A tax that funds those benefits is scheduled to fall by over 50 percent at the end of the year unless Congress acts. Now Senate Majority Leader Mitch McConnell says there’s a plan to keep the trust fund from sliding further into debt.

Ohio Valley Resource: Pensions at the Polls

Oct 22, 2018

In the months before midterm elections, thousands of Ohio Valley workers and retirees have rallied over an often overlooked issues: Pensions.

There are serious questions about whether pension funds for miners, teamsters, teachers, and others will remain solvent. As labor leaders look to Congress for action, those questions are coming up in the region's midterm campaigns. 

Listen to Ohio Valley Resource's Becca Schimmel in this special report. 

The Ohio Valley Resource is made possible by the Corporation for Public Broadcasting and WEKU.

Jessie Wright/WVPB

The Justice family companies’ difficulties paying taxes over the years are well documented. But tax collectors haven’t been the only ones trying to recover debts from companies once operated by West Virginia Gov. Jim Justice and now in control of his family.

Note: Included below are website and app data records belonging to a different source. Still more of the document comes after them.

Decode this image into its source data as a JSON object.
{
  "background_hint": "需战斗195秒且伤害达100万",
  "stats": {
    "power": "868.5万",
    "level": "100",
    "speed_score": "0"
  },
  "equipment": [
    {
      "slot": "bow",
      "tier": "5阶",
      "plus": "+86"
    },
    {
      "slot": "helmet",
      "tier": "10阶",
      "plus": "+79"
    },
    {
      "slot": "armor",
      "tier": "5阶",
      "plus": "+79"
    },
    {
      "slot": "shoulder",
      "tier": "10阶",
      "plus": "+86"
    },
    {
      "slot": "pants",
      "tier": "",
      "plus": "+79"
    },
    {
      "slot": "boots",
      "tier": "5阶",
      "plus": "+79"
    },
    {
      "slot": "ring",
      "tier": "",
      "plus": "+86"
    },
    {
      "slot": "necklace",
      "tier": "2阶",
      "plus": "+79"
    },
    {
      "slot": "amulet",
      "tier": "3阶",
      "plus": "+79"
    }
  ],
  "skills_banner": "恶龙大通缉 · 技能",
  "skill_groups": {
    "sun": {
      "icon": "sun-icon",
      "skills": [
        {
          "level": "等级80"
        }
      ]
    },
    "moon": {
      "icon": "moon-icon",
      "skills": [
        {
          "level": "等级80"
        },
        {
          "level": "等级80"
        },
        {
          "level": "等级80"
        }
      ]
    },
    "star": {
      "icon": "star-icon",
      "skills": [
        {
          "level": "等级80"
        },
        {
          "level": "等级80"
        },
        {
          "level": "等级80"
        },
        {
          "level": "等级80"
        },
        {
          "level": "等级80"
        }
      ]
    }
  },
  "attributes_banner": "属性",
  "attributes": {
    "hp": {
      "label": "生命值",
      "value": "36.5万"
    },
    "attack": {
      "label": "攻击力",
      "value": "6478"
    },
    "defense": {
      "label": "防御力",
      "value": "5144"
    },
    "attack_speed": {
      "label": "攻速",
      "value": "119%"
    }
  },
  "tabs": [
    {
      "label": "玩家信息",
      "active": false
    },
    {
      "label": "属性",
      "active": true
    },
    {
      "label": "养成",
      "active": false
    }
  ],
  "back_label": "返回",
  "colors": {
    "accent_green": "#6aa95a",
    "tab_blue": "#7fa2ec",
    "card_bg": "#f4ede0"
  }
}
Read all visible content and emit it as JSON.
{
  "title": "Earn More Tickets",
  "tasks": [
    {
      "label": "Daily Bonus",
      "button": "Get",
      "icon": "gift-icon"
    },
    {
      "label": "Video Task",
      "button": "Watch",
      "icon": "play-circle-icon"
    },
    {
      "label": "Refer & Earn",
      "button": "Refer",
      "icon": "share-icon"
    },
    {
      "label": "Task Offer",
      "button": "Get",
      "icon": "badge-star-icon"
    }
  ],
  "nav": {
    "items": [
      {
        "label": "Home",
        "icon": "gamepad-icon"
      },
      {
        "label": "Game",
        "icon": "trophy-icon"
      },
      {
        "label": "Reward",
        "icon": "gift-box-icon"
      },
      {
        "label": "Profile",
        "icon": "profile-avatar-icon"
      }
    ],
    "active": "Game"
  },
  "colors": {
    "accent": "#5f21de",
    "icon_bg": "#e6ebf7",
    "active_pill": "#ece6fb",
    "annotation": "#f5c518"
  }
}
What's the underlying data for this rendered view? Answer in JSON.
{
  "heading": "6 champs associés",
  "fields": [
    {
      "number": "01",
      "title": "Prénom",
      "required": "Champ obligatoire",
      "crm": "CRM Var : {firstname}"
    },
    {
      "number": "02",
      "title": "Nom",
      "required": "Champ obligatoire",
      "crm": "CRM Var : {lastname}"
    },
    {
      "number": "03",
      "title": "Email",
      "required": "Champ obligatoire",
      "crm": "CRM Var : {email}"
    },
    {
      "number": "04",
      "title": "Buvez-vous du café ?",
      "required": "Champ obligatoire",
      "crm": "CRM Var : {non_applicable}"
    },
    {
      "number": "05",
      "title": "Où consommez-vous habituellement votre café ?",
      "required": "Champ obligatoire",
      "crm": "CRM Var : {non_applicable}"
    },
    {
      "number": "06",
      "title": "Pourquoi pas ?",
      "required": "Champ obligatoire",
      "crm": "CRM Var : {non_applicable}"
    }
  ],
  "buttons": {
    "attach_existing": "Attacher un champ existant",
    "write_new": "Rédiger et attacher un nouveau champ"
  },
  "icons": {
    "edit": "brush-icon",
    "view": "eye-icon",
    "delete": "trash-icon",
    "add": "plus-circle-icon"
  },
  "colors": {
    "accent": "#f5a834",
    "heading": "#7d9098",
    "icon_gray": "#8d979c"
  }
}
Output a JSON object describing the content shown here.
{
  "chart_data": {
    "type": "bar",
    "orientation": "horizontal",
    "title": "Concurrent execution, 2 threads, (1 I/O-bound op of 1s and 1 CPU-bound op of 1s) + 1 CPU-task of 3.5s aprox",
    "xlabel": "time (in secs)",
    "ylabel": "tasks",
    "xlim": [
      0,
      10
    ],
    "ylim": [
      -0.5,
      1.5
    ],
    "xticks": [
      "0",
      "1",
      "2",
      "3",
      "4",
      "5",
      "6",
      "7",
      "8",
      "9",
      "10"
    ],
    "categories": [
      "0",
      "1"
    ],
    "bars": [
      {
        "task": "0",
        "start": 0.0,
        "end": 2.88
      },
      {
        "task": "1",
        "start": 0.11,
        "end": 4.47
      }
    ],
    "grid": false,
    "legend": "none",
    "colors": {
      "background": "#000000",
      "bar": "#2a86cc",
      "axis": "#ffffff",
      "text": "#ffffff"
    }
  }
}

A review of court documents by the Ohio Valley ReSource found at least five cases in which judges ruled that Justice family companies failed to pay suppliers for goods or services.


Wikimedia Commons

The commission has for months now been considering a proposal that would roll back its oversight of water pollution control standards along the Ohio River.

The 8-state body says standards set by member states will protect water quality in the Ohio. And the board argues the federal EPA will provide adequate oversight.

But at a meeting Thursday, the committee tasked with making recommendations to the commission said it needed more time.

ORSANCO Director Richard Harrison says thousands of people have weighed in on the proposal.

Rebecca Kiger

After decades of addiction to heroin and prescription opioids, Wendy Crites finally made a clean break.

“For the first time in my life I just wanted to be off of it,” she said from her home in Ranson, West Virginia. “I hit rock bottom.”

Last year the ReSource profiled Crites, a single mother getting by on low-wage jobs during her first year of sobriety.


Courtesy the office of Sen. Sherrod Brown.

Retired coal miners and coal community activists are on Capitol Hill this week urging action on two important issues for miners: pensions and black lung benefits. Advocates say funds supporting both pensions for retired miners and the federal benefits for those sickened by black lung disease are at risk if Congress does not act. 

Pension Problem

Jess Wright/WVPB

As President Trump attempts to revive the struggling coal industry, the administration’s top regulator for mine safety used a recent lecture at West Virginia University to lay out his priorities for the agency charged with keeping miners safe.

Assistant Secretary of Labor for Mine Safety and Health David Zatezalo outlined the Trump administration’s priorities for the Mine Safety and Health Administration, or MSHA.


In a comprehensive new report on the opioid crisis, the U.S. surgeon general writes that stigma remains a major barrier to treatment and urges a more supportive approach to those in need.

Surgeon General Jerome Adams wrote in his Spotlight on Opioids report that stigma has prevented people with opioid use disorders from seeking treatment.

Aaron Payne/Ohio Valley ReSource

New data from the 2017 National Survey on Drug Use and Health show a rare bright spot amid the opioid crisis. Fewer high schoolers in the region appear to be using opioids.

School officials in the Ohio Valley want to continue that trend with more school-based programs designed to help prevent substance use disorders. But these are not the same drug prevention programs many people remember from their school days.



The federal government released today a report on substance abuse and mental illness across the country. Dr. Elinor McCance-Katz  leads the Substance Abuse and Mental Health Services Administration. She said there are some positive changes.

“One of the most important findings from this national survey and data set is the very steep decline in new users of heroin from 2016, 170,000 new users of heroin, this dropped by more than half to 81,000 new users in 2017.”

In spite of the good news, the study showed there are still nearly 900,000 heroin users in the United States.